Usually when thinking of cloud computing, people assume that communication from the user into the cloud is via a web browser using technologies like, Web Sockets, HTML, and . Various technologies like Web Sockets and Ajax help to create a richer user experience than was traditionally available in a web browser. Communication between various services within the cloud is often via HTTP, as well, using the same technologies.
However, what defines cloud computing is not merely the use of HTTP. In fact, one may deploy services in a cloud that do not utilize HTTP at all, perhaps preferring a different-based protocol to enable communications that have nothing at all to do with a web browser, such as complex scientific applications that have a minimal interface and are primarily crunching numbers.
More often than not, resources in the cloud are virtualized, including processing and disk storage.
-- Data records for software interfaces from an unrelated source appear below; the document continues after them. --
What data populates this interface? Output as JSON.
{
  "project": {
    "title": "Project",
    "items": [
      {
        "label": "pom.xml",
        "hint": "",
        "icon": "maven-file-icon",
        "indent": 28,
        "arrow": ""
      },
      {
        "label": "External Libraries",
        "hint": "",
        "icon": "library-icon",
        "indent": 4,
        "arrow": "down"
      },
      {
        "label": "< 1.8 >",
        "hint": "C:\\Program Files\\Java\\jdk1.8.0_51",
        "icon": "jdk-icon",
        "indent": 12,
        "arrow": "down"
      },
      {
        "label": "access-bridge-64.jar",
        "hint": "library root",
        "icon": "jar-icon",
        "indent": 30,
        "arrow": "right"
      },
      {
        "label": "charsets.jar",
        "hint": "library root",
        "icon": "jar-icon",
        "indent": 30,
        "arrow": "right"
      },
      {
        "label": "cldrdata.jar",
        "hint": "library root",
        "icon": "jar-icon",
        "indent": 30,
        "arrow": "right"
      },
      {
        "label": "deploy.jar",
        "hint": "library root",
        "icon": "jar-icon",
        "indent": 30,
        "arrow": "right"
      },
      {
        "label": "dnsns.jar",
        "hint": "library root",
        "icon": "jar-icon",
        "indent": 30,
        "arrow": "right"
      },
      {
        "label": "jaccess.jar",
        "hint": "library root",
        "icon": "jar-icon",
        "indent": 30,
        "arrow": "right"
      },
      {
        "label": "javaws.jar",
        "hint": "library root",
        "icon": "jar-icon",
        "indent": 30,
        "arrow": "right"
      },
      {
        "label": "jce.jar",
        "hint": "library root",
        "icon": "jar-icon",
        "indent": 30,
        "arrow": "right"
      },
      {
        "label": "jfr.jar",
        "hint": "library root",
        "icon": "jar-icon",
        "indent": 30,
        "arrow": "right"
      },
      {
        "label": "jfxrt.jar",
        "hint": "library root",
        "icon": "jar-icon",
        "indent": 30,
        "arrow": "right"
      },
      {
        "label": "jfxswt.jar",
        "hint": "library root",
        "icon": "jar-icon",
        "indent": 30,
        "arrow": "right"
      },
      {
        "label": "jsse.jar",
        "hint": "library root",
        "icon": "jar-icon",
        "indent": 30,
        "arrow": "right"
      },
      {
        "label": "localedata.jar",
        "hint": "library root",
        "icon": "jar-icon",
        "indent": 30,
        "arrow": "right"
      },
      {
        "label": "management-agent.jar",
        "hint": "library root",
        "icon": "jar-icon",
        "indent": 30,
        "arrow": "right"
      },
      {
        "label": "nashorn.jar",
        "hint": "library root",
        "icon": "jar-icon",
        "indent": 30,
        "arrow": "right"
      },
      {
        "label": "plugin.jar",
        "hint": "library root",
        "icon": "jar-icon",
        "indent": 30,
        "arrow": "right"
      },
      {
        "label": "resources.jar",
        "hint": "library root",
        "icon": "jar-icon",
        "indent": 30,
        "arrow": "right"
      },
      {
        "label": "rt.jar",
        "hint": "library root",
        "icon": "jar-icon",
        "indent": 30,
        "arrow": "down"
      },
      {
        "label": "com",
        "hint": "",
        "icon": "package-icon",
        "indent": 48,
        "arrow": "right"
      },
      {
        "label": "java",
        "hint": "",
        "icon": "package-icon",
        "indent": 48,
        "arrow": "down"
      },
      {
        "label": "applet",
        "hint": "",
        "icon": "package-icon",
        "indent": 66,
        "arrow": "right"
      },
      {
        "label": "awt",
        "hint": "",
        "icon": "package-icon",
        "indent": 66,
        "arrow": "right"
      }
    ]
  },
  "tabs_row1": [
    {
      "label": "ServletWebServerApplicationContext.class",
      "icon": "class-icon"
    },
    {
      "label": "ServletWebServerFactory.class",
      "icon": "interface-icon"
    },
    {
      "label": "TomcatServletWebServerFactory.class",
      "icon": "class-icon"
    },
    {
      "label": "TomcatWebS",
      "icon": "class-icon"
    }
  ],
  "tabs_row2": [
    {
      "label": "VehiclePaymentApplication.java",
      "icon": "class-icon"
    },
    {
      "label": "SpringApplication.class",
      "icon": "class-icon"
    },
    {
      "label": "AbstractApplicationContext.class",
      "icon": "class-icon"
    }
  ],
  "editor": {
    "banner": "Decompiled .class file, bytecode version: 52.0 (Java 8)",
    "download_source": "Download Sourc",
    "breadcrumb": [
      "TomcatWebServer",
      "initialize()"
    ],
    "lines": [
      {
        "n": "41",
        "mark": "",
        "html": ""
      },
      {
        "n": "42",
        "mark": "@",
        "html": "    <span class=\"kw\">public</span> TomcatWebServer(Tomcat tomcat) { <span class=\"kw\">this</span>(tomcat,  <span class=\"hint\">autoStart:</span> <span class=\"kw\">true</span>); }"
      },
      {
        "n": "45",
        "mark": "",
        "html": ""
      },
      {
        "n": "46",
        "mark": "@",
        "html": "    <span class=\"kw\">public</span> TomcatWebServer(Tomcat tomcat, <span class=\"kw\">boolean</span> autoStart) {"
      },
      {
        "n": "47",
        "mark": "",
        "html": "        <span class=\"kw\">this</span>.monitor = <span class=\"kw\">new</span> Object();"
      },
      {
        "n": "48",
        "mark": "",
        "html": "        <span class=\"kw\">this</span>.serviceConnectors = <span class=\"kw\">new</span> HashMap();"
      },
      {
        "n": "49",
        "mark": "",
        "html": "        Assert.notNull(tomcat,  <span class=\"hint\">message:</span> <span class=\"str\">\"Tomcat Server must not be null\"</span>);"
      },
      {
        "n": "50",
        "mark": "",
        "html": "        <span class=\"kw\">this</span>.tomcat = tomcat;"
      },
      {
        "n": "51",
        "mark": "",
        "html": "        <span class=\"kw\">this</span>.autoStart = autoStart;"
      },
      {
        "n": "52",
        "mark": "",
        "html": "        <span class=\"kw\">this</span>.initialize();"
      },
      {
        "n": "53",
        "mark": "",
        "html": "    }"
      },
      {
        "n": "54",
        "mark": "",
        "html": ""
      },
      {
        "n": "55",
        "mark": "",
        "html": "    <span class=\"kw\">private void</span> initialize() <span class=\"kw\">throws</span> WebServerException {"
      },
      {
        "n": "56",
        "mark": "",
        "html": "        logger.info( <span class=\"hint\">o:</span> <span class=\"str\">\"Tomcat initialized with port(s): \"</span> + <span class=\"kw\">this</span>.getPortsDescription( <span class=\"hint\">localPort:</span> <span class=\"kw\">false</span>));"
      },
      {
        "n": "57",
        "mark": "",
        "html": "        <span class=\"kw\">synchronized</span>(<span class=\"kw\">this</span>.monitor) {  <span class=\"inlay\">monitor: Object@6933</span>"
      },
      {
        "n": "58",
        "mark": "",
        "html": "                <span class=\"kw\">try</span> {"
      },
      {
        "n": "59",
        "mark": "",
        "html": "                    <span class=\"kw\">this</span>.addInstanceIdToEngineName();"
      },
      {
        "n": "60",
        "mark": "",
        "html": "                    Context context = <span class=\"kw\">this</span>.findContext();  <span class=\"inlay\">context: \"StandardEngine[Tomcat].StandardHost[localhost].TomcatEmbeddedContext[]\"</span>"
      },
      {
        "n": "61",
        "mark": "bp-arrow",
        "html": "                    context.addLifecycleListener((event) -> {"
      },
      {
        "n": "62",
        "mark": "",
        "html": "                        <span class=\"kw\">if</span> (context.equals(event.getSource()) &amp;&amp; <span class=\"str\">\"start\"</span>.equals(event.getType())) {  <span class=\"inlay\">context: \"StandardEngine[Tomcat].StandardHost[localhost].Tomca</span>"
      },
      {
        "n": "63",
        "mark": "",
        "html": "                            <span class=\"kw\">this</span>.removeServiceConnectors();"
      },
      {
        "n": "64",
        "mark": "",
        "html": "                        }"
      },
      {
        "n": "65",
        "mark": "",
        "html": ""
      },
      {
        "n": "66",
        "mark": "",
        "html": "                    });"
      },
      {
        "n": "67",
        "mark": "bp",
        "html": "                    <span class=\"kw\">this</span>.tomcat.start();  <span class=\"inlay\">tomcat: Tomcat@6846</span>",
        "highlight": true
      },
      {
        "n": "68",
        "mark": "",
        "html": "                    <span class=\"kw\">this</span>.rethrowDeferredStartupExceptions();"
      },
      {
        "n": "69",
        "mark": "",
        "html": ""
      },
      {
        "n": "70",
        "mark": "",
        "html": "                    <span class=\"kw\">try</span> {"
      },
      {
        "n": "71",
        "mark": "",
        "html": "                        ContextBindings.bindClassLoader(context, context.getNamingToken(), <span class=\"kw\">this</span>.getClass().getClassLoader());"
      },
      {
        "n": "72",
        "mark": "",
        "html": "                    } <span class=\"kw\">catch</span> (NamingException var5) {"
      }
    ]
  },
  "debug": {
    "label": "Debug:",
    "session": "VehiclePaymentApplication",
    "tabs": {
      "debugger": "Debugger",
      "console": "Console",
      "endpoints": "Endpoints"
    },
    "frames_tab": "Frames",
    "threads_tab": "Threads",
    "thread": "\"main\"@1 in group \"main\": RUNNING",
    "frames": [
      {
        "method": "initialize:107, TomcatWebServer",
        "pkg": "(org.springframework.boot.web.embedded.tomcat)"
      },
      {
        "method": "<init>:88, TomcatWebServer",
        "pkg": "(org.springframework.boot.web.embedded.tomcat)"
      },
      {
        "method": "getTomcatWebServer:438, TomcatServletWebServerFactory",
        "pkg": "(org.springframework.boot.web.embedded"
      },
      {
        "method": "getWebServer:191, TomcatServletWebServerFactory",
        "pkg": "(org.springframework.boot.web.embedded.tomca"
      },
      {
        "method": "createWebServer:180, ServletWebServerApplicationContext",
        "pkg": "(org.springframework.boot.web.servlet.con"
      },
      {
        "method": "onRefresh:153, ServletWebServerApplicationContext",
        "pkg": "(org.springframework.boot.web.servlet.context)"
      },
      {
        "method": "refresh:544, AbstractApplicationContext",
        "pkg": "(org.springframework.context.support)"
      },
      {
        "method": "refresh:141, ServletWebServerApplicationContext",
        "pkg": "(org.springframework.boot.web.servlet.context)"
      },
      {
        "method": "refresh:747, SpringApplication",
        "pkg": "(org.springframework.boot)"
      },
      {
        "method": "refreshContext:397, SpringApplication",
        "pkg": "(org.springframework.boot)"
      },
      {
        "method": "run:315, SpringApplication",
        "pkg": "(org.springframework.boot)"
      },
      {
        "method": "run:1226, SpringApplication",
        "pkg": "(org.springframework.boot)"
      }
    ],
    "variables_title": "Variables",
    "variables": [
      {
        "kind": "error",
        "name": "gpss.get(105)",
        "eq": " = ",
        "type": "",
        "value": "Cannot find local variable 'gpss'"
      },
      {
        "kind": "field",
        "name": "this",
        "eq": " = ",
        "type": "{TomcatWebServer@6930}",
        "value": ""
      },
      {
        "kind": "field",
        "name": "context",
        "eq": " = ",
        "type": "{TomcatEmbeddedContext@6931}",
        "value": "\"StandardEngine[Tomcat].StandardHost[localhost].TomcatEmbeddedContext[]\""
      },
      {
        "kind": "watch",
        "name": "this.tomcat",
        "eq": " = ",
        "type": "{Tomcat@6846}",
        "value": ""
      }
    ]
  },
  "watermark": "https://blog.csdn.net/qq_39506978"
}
As demand for services increases, it is possible to instantiate more virtual servers or to add additional storage capacity to help handle the increased load. Likewise, as demand declines, resources may be freed. The allocation of new resources and freeing of those resources is a programmatic operation, wherein the entity providing services monitors current usage and expands or shrinks capacity without the time and cost of installing physical servers or storage systems.
It is generally accepted that services available in cloud computing may be divided into three major categories: Infrastructure-as-a-Service, Platform-as-a-Service, and Software-as-a-Service. Each of these service categories are instrumental in building cloud applications.